Retype every entry in its entirety, without alteration.

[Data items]
=-=-=-=-=
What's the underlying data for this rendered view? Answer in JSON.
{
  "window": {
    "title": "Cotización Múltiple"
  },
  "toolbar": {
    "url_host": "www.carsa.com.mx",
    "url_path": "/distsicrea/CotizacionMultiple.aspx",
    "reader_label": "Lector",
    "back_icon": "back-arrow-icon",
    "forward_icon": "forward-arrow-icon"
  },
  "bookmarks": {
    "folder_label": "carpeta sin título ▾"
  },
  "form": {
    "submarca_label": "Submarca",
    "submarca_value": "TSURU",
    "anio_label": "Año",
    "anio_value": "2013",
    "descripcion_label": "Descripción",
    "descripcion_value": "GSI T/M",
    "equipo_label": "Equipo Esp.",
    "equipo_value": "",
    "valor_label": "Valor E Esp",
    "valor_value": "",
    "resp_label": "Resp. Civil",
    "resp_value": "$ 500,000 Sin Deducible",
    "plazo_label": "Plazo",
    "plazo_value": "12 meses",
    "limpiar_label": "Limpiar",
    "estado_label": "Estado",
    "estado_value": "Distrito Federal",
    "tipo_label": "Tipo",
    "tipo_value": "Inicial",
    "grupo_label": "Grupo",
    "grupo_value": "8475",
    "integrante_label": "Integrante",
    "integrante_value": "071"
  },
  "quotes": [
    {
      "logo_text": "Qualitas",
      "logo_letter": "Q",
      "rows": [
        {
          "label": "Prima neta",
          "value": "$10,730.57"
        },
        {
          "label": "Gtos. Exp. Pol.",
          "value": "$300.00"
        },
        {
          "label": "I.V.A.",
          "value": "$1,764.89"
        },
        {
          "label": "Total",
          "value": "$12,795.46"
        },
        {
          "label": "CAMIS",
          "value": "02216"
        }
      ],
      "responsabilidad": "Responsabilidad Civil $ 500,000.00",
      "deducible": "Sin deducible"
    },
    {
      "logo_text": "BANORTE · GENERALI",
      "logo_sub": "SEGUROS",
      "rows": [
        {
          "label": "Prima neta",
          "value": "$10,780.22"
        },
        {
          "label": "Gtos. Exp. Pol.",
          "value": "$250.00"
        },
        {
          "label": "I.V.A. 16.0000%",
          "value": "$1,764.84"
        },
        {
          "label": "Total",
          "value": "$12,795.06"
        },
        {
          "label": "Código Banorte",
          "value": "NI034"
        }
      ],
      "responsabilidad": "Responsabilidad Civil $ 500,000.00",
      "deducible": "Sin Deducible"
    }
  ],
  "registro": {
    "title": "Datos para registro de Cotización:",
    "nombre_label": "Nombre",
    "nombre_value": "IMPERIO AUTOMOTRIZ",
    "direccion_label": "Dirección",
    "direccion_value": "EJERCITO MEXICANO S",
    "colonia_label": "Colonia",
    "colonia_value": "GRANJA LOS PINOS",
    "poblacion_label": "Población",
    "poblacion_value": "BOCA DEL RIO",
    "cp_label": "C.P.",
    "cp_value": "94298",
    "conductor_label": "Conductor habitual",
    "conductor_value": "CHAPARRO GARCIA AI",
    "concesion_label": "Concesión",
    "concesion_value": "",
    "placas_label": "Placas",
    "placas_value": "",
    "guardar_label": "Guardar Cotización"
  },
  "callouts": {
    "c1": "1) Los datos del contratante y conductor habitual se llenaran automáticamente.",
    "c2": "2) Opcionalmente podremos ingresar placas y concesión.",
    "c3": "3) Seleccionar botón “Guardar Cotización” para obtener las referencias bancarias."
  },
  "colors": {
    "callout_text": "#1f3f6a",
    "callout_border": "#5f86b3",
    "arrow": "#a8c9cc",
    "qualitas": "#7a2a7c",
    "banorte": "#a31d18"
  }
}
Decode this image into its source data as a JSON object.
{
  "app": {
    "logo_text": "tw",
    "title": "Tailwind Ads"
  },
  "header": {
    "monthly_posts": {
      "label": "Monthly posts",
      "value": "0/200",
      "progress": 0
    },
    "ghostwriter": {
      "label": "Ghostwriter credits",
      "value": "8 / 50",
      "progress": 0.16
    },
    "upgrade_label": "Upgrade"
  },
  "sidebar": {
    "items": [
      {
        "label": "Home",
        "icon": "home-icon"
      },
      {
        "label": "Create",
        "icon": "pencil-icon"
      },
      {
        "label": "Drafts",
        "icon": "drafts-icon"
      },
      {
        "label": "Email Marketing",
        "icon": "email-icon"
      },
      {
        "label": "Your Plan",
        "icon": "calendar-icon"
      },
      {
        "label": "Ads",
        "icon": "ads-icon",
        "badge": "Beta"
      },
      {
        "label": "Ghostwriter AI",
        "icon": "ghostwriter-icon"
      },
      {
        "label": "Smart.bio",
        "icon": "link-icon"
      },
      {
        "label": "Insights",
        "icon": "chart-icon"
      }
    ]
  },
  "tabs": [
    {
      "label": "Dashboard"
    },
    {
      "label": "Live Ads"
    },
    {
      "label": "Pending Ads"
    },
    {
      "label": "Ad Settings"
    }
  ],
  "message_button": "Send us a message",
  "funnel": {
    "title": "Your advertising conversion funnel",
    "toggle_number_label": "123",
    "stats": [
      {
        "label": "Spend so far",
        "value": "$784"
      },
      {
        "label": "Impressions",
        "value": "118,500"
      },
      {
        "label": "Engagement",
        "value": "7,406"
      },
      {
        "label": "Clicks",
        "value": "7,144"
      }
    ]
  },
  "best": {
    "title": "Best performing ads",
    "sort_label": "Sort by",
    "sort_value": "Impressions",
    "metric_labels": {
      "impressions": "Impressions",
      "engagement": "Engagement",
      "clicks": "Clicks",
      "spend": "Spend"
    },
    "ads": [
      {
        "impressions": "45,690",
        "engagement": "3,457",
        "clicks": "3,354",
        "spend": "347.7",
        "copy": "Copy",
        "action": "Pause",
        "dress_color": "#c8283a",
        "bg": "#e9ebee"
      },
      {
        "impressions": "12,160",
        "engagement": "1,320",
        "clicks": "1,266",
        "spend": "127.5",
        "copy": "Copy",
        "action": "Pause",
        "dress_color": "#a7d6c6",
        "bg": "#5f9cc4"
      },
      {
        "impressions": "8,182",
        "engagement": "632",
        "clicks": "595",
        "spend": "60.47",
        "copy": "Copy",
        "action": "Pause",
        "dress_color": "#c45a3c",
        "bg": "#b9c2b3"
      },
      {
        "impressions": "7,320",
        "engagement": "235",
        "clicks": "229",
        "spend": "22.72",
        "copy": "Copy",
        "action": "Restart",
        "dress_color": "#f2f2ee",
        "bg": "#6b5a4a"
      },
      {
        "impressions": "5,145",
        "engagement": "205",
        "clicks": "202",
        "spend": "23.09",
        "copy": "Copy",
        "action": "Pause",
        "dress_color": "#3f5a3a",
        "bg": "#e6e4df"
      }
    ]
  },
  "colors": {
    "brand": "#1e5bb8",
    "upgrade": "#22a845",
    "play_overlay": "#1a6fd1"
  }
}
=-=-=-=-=
_EXERCISE ANSWER_
What's the underlying data for this rendered view? Answer in JSON.
{
  "window": {
    "title": "Cotización Múltiple"
  },
  "toolbar": {
    "url_host": "www.carsa.com.mx",
    "url_path": "/distsicrea/CotizacionMultiple.aspx",
    "reader_label": "Lector",
    "back_icon": "back-arrow-icon",
    "forward_icon": "forward-arrow-icon"
  },
  "bookmarks": {
    "folder_label": "carpeta sin título ▾"
  },
  "form": {
    "submarca_label": "Submarca",
    "submarca_value": "TSURU",
    "anio_label": "Año",
    "anio_value": "2013",
    "descripcion_label": "Descripción",
    "descripcion_value": "GSI T/M",
    "equipo_label": "Equipo Esp.",
    "equipo_value": "",
    "valor_label": "Valor E Esp",
    "valor_value": "",
    "resp_label": "Resp. Civil",
    "resp_value": "$ 500,000 Sin Deducible",
    "plazo_label": "Plazo",
    "plazo_value": "12 meses",
    "limpiar_label": "Limpiar",
    "estado_label": "Estado",
    "estado_value": "Distrito Federal",
    "tipo_label": "Tipo",
    "tipo_value": "Inicial",
    "grupo_label": "Grupo",
    "grupo_value": "8475",
    "integrante_label": "Integrante",
    "integrante_value": "071"
  },
  "quotes": [
    {
      "logo_text": "Qualitas",
      "logo_letter": "Q",
      "rows": [
        {
          "label": "Prima neta",
          "value": "$10,730.57"
        },
        {
          "label": "Gtos. Exp. Pol.",
          "value": "$300.00"
        },
        {
          "label": "I.V.A.",
          "value": "$1,764.89"
        },
        {
          "label": "Total",
          "value": "$12,795.46"
        },
        {
          "label": "CAMIS",
          "value": "02216"
        }
      ],
      "responsabilidad": "Responsabilidad Civil $ 500,000.00",
      "deducible": "Sin deducible"
    },
    {
      "logo_text": "BANORTE · GENERALI",
      "logo_sub": "SEGUROS",
      "rows": [
        {
          "label": "Prima neta",
          "value": "$10,780.22"
        },
        {
          "label": "Gtos. Exp. Pol.",
          "value": "$250.00"
        },
        {
          "label": "I.V.A. 16.0000%",
          "value": "$1,764.84"
        },
        {
          "label": "Total",
          "value": "$12,795.06"
        },
        {
          "label": "Código Banorte",
          "value": "NI034"
        }
      ],
      "responsabilidad": "Responsabilidad Civil $ 500,000.00",
      "deducible": "Sin Deducible"
    }
  ],
  "registro": {
    "title": "Datos para registro de Cotización:",
    "nombre_label": "Nombre",
    "nombre_value": "IMPERIO AUTOMOTRIZ",
    "direccion_label": "Dirección",
    "direccion_value": "EJERCITO MEXICANO S",
    "colonia_label": "Colonia",
    "colonia_value": "GRANJA LOS PINOS",
    "poblacion_label": "Población",
    "poblacion_value": "BOCA DEL RIO",
    "cp_label": "C.P.",
    "cp_value": "94298",
    "conductor_label": "Conductor habitual",
    "conductor_value": "CHAPARRO GARCIA AI",
    "concesion_label": "Concesión",
    "concesion_value": "",
    "placas_label": "Placas",
    "placas_value": "",
    "guardar_label": "Guardar Cotización"
  },
  "callouts": {
    "c1": "1) Los datos del contratante y conductor habitual se llenaran automáticamente.",
    "c2": "2) Opcionalmente podremos ingresar placas y concesión.",
    "c3": "3) Seleccionar botón “Guardar Cotización” para obtener las referencias bancarias."
  },
  "colors": {
    "callout_text": "#1f3f6a",
    "callout_border": "#5f86b3",
    "arrow": "#a8c9cc",
    "qualitas": "#7a2a7c",
    "banorte": "#a31d18"
  }
}
Decode this image into its source data as a JSON object.
{
  "app": {
    "logo_text": "tw",
    "title": "Tailwind Ads"
  },
  "header": {
    "monthly_posts": {
      "label": "Monthly posts",
      "value": "0/200",
      "progress": 0
    },
    "ghostwriter": {
      "label": "Ghostwriter credits",
      "value": "8 / 50",
      "progress": 0.16
    },
    "upgrade_label": "Upgrade"
  },
  "sidebar": {
    "items": [
      {
        "label": "Home",
        "icon": "home-icon"
      },
      {
        "label": "Create",
        "icon": "pencil-icon"
      },
      {
        "label": "Drafts",
        "icon": "drafts-icon"
      },
      {
        "label": "Email Marketing",
        "icon": "email-icon"
      },
      {
        "label": "Your Plan",
        "icon": "calendar-icon"
      },
      {
        "label": "Ads",
        "icon": "ads-icon",
        "badge": "Beta"
      },
      {
        "label": "Ghostwriter AI",
        "icon": "ghostwriter-icon"
      },
      {
        "label": "Smart.bio",
        "icon": "link-icon"
      },
      {
        "label": "Insights",
        "icon": "chart-icon"
      }
    ]
  },
  "tabs": [
    {
      "label": "Dashboard"
    },
    {
      "label": "Live Ads"
    },
    {
      "label": "Pending Ads"
    },
    {
      "label": "Ad Settings"
    }
  ],
  "message_button": "Send us a message",
  "funnel": {
    "title": "Your advertising conversion funnel",
    "toggle_number_label": "123",
    "stats": [
      {
        "label": "Spend so far",
        "value": "$784"
      },
      {
        "label": "Impressions",
        "value": "118,500"
      },
      {
        "label": "Engagement",
        "value": "7,406"
      },
      {
        "label": "Clicks",
        "value": "7,144"
      }
    ]
  },
  "best": {
    "title": "Best performing ads",
    "sort_label": "Sort by",
    "sort_value": "Impressions",
    "metric_labels": {
      "impressions": "Impressions",
      "engagement": "Engagement",
      "clicks": "Clicks",
      "spend": "Spend"
    },
    "ads": [
      {
        "impressions": "45,690",
        "engagement": "3,457",
        "clicks": "3,354",
        "spend": "347.7",
        "copy": "Copy",
        "action": "Pause",
        "dress_color": "#c8283a",
        "bg": "#e9ebee"
      },
      {
        "impressions": "12,160",
        "engagement": "1,320",
        "clicks": "1,266",
        "spend": "127.5",
        "copy": "Copy",
        "action": "Pause",
        "dress_color": "#a7d6c6",
        "bg": "#5f9cc4"
      },
      {
        "impressions": "8,182",
        "engagement": "632",
        "clicks": "595",
        "spend": "60.47",
        "copy": "Copy",
        "action": "Pause",
        "dress_color": "#c45a3c",
        "bg": "#b9c2b3"
      },
      {
        "impressions": "7,320",
        "engagement": "235",
        "clicks": "229",
        "spend": "22.72",
        "copy": "Copy",
        "action": "Restart",
        "dress_color": "#f2f2ee",
        "bg": "#6b5a4a"
      },
      {
        "impressions": "5,145",
        "engagement": "205",
        "clicks": "202",
        "spend": "23.09",
        "copy": "Copy",
        "action": "Pause",
        "dress_color": "#3f5a3a",
        "bg": "#e6e4df"
      }
    ]
  },
  "colors": {
    "brand": "#1e5bb8",
    "upgrade": "#22a845",
    "play_overlay": "#1a6fd1"
  }
}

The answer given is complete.